Your answer should be a single number: how many lines of the material below contain "Lists".

Exercise data:
****************************************
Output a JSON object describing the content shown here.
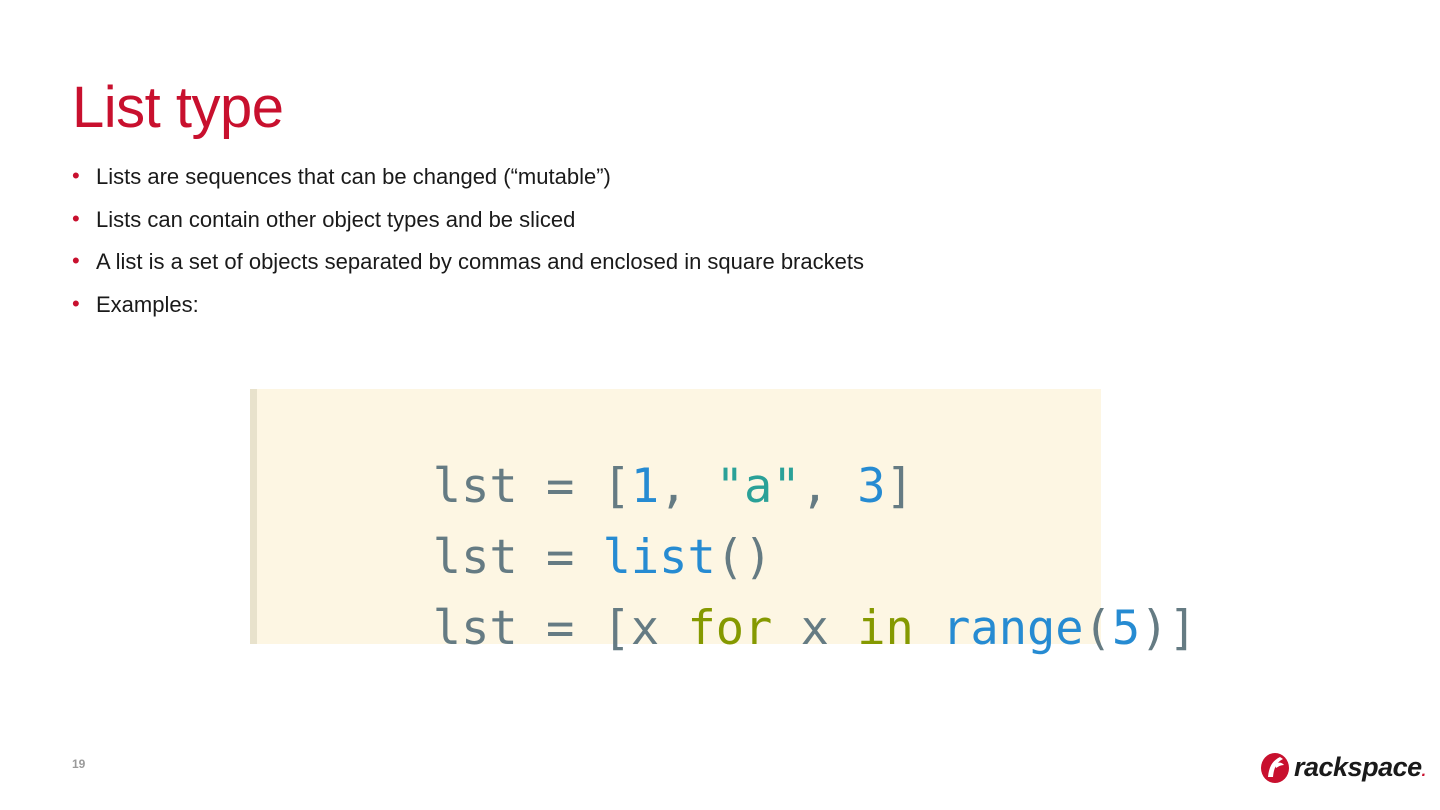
{
  "slide": {
    "title": "List type",
    "bullets": [
      "Lists are sequences that can be changed (“mutable”)",
      "Lists can contain other object types and be sliced",
      "A list is a set of objects separated by commas and enclosed in square brackets",
      "Examples:"
    ],
    "page_number": "19"
  },
  "code": {
    "lines": [
      [
        {
          "text": "lst = [",
          "kind": "plain"
        },
        {
          "text": "1",
          "kind": "num"
        },
        {
          "text": ", ",
          "kind": "plain"
        },
        {
          "text": "\"a\"",
          "kind": "str"
        },
        {
          "text": ", ",
          "kind": "plain"
        },
        {
          "text": "3",
          "kind": "num"
        },
        {
          "text": "]",
          "kind": "plain"
        }
      ],
      [
        {
          "text": "lst = ",
          "kind": "plain"
        },
        {
          "text": "list",
          "kind": "fn"
        },
        {
          "text": "()",
          "kind": "plain"
        }
      ],
      [
        {
          "text": "lst = [x ",
          "kind": "plain"
        },
        {
          "text": "for",
          "kind": "kw"
        },
        {
          "text": " x ",
          "kind": "plain"
        },
        {
          "text": "in",
          "kind": "kw"
        },
        {
          "text": " ",
          "kind": "plain"
        },
        {
          "text": "range",
          "kind": "fn"
        },
        {
          "text": "(",
          "kind": "plain"
        },
        {
          "text": "5",
          "kind": "num"
        },
        {
          "text": ")]",
          "kind": "plain"
        }
      ]
    ]
  },
  "logo": {
    "word": "rackspace",
    "trademark": ".",
    "icon": "rackspace-logo-icon",
    "color_primary": "#c8102e"
  },
  "colors": {
    "title": "#c8102e",
    "bullet": "#c8102e",
    "code_background": "#fdf6e3",
    "code_plain": "#657b83",
    "code_number": "#268bd2",
    "code_string": "#2aa198",
    "code_keyword": "#859900"
  }
}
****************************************
Answer to this task: 2